[Opening The input section]

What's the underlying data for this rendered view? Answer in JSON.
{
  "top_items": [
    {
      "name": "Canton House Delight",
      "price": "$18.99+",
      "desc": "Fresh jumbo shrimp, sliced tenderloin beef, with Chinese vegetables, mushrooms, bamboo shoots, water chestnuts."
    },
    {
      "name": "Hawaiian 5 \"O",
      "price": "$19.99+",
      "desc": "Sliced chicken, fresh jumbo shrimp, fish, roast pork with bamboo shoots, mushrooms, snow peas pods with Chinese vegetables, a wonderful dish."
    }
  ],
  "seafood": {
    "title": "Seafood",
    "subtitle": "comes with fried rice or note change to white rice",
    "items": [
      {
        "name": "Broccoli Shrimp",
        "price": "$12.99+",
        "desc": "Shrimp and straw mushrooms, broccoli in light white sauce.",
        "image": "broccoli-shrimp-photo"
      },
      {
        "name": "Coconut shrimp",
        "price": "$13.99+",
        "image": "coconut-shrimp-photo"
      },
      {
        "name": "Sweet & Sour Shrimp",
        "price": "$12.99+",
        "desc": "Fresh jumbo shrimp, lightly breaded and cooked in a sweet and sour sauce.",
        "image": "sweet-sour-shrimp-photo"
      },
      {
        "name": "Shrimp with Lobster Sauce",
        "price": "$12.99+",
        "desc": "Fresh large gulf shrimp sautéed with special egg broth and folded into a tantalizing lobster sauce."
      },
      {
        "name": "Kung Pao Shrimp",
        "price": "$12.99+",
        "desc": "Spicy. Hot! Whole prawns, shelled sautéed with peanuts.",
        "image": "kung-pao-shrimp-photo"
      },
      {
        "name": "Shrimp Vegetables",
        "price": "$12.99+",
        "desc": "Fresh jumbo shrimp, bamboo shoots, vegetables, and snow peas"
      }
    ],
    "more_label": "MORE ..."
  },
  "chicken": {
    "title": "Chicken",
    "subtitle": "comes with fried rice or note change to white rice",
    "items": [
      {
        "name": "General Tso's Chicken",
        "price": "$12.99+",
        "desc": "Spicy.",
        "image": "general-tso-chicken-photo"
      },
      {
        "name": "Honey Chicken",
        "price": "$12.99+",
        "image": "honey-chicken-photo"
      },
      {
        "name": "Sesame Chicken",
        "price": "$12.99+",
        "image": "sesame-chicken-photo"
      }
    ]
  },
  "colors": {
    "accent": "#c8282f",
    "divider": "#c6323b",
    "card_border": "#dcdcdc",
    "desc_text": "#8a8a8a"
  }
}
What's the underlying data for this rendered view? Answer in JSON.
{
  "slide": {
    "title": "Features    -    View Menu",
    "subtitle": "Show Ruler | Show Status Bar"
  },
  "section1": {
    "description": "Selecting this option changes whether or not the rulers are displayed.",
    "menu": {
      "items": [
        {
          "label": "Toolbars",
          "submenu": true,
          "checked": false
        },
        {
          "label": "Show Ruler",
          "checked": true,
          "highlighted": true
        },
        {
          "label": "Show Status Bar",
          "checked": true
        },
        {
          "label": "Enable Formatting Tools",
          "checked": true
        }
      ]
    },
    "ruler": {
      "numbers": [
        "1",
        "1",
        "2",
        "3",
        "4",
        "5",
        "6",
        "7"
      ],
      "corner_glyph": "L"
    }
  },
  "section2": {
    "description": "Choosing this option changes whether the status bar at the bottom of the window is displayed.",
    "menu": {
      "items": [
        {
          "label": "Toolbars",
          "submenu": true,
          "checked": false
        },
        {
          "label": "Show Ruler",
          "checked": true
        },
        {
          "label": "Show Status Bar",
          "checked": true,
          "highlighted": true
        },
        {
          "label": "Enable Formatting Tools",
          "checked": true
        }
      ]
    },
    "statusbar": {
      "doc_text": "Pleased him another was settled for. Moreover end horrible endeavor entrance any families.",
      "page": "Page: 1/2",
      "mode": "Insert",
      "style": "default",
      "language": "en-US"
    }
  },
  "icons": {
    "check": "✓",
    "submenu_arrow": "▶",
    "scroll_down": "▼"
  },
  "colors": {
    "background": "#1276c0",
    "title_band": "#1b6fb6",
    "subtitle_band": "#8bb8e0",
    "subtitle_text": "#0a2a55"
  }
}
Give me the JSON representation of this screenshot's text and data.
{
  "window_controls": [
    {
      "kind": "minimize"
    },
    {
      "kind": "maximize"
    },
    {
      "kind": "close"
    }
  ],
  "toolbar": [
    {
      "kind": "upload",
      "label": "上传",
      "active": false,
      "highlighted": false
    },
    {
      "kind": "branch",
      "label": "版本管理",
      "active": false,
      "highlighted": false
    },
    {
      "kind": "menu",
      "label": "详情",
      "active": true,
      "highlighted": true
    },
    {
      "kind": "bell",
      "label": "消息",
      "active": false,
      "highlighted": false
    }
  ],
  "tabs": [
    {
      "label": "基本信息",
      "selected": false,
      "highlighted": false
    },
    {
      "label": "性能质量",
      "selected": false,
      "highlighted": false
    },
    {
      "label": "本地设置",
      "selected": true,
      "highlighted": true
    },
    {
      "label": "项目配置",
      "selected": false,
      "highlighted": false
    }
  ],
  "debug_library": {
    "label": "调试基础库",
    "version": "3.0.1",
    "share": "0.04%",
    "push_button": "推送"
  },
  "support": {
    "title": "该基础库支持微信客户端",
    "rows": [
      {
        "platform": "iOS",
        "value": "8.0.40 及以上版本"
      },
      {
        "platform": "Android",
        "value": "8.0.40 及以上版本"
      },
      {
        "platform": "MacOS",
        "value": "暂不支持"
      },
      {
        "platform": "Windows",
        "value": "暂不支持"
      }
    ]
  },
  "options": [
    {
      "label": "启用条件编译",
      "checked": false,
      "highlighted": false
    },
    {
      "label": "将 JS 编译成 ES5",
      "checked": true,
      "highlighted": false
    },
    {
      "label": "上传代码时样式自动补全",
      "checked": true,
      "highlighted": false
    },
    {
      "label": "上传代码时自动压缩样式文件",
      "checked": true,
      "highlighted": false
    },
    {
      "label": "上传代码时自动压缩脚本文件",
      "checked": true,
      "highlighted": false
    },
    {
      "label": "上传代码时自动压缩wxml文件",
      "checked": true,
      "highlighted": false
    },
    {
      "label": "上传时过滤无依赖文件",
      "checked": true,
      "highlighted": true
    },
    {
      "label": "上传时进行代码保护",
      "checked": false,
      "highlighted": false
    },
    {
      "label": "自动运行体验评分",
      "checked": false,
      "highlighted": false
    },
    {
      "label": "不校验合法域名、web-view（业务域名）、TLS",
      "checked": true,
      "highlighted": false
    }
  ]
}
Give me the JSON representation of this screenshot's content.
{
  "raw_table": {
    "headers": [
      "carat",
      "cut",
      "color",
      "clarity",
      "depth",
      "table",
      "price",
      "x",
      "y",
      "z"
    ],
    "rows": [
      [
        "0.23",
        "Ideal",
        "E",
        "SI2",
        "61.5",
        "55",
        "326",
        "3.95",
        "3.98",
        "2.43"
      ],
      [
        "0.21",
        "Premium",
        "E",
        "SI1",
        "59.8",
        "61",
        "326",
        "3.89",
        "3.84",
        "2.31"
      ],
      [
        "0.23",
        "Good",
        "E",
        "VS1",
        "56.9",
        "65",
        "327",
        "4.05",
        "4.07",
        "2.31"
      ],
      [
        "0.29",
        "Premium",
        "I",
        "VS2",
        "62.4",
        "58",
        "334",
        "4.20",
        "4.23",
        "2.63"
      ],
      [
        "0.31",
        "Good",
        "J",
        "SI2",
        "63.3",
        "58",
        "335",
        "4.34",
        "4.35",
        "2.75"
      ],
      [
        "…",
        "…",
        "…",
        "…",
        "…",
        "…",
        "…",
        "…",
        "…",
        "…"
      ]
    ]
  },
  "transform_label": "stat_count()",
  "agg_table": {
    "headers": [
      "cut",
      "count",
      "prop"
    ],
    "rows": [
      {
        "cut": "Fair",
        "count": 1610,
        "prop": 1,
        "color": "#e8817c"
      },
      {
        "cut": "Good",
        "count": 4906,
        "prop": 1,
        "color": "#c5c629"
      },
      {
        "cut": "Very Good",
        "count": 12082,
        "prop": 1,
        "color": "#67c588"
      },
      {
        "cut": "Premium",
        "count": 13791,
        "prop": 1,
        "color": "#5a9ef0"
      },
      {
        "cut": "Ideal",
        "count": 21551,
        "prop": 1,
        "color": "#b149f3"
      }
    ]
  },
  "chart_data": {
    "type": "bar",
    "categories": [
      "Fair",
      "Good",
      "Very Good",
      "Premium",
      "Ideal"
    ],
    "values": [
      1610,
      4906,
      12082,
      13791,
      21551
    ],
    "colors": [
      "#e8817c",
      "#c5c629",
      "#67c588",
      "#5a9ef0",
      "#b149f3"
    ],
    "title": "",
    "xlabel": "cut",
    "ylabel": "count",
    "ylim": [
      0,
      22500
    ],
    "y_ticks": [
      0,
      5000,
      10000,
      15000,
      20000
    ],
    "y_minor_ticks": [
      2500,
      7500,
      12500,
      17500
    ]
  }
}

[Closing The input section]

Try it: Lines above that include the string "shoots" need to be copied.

Completed task:
      "desc": "Fresh jumbo shrimp, sliced tenderloin beef, with Chinese vegetables, mushrooms, bamboo shoots, water chestnuts."
      "desc": "Sliced chicken, fresh jumbo shrimp, fish, roast pork with bamboo shoots, mushrooms, snow peas pods with Chinese vegetables, a wonderful dish."
        "desc": "Fresh jumbo shrimp, bamboo shoots, vegetables, and snow peas"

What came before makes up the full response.